February - ‘But only he who sees, takes off his shoes‘ E B Browning
Through a gap in the harbour wall, on to the jetty
into the vortex of a feathered whirlpool,
a flock of neat stone turning Arctic incomers seeking
the comforts of their winter holiday sun.
Oh my sweet avian children, how much
through the tiresome heat of the long summer days
have I missed you, and watched for your return.
Sharp above the curve of the West Cliff
in the marine aqua February sky,
floats an etherial marbled landscape
of smokey dark hills, gilt tipped
by the weary sun’s spent rays,
while soft valleys of Alice blue grey spill
their gentle streams into the burnished sea.
Up the hill to the East Cliff to look across the water
in the early twilight, with the winter sky fading
now to soft Egyptian blue, muted echo
of the crowd of a thousand June butterflies,
Polyommatus icarus - the Common Blue,
who brushed past me one bright
morning as I rode high above Stone Bay.
How can I call these exquisite creatures ‘common’
when I have seen that every one is unique in its beauty?
Is it possible that the turnstones arrive not
for my pleasure, but each to show the miracle
of the universe, mirrored in every diminutive descendent
of the Mesozoic feathered theropod?
Does the fragile landscape disappear, like a dream
overcome by the sad harsh light of morning,
or will it exist for ever in the sightless all seeing eyes
of a loving and immutable God?
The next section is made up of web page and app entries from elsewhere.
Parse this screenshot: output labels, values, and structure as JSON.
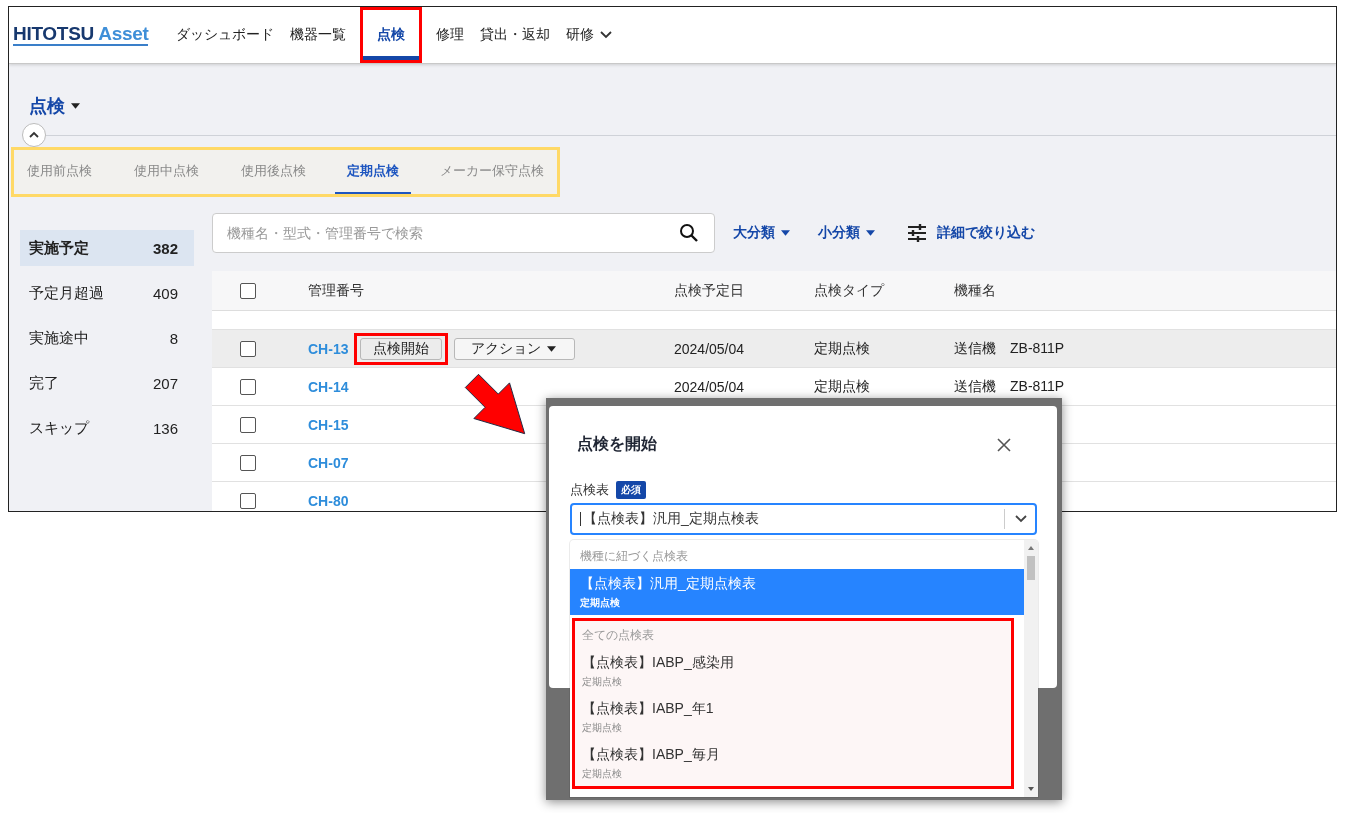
{
  "header": {
    "logo": {
      "primary": "HITOTSU",
      "secondary": "Asset"
    },
    "nav": [
      {
        "label": "ダッシュボード",
        "selected": false,
        "highlighted": false,
        "has_menu": false
      },
      {
        "label": "機器一覧",
        "selected": false,
        "highlighted": false,
        "has_menu": false
      },
      {
        "label": "点検",
        "selected": true,
        "highlighted": true,
        "has_menu": false
      },
      {
        "label": "修理",
        "selected": false,
        "highlighted": false,
        "has_menu": false
      },
      {
        "label": "貸出・返却",
        "selected": false,
        "highlighted": false,
        "has_menu": false
      },
      {
        "label": "研修",
        "selected": false,
        "highlighted": false,
        "has_menu": true
      }
    ]
  },
  "page_title": "点検",
  "tabs_highlighted": true,
  "tabs": [
    {
      "label": "使用前点検",
      "selected": false
    },
    {
      "label": "使用中点検",
      "selected": false
    },
    {
      "label": "使用後点検",
      "selected": false
    },
    {
      "label": "定期点検",
      "selected": true
    },
    {
      "label": "メーカー保守点検",
      "selected": false
    }
  ],
  "sidebar": {
    "items": [
      {
        "label": "実施予定",
        "count": "382",
        "selected": true
      },
      {
        "label": "予定月超過",
        "count": "409",
        "selected": false
      },
      {
        "label": "実施途中",
        "count": "8",
        "selected": false
      },
      {
        "label": "完了",
        "count": "207",
        "selected": false
      },
      {
        "label": "スキップ",
        "count": "136",
        "selected": false
      }
    ]
  },
  "search": {
    "placeholder": "機種名・型式・管理番号で検索"
  },
  "filters": [
    {
      "label": "大分類",
      "kind": "dropdown"
    },
    {
      "label": "小分類",
      "kind": "dropdown"
    },
    {
      "label": "詳細で絞り込む",
      "kind": "advanced"
    }
  ],
  "table": {
    "columns": [
      "管理番号",
      "点検予定日",
      "点検タイプ",
      "機種名"
    ],
    "header_checked": false,
    "rows": [
      {
        "id": "CH-13",
        "date": "2024/05/04",
        "type": "定期点検",
        "model": "送信機　ZB-811P",
        "checked": false,
        "hovered": true,
        "start_button": {
          "label": "点検開始",
          "highlighted": true
        },
        "action_button": "アクション"
      },
      {
        "id": "CH-14",
        "date": "2024/05/04",
        "type": "定期点検",
        "model": "送信機　ZB-811P",
        "checked": false,
        "hovered": false
      },
      {
        "id": "CH-15",
        "checked": false,
        "hovered": false
      },
      {
        "id": "CH-07",
        "checked": false,
        "hovered": false
      },
      {
        "id": "CH-80",
        "checked": false,
        "hovered": false
      }
    ]
  },
  "modal": {
    "title": "点検を開始",
    "field_label": "点検表",
    "required_badge": "必須",
    "value": "【点検表】汎用_定期点検表",
    "dropdown": {
      "groups": [
        {
          "label": "機種に紐づく点検表",
          "highlighted": false,
          "options": [
            {
              "title": "【点検表】汎用_定期点検表",
              "subtitle": "定期点検",
              "selected": true
            }
          ]
        },
        {
          "label": "全ての点検表",
          "highlighted": true,
          "options": [
            {
              "title": "【点検表】IABP_感染用",
              "subtitle": "定期点検",
              "selected": false
            },
            {
              "title": "【点検表】IABP_年1",
              "subtitle": "定期点検",
              "selected": false
            },
            {
              "title": "【点検表】IABP_毎月",
              "subtitle": "定期点検",
              "selected": false
            }
          ]
        }
      ]
    }
  }
}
If these things should be, then I will take off my shoes,
for in this place I too will walk on holy ground.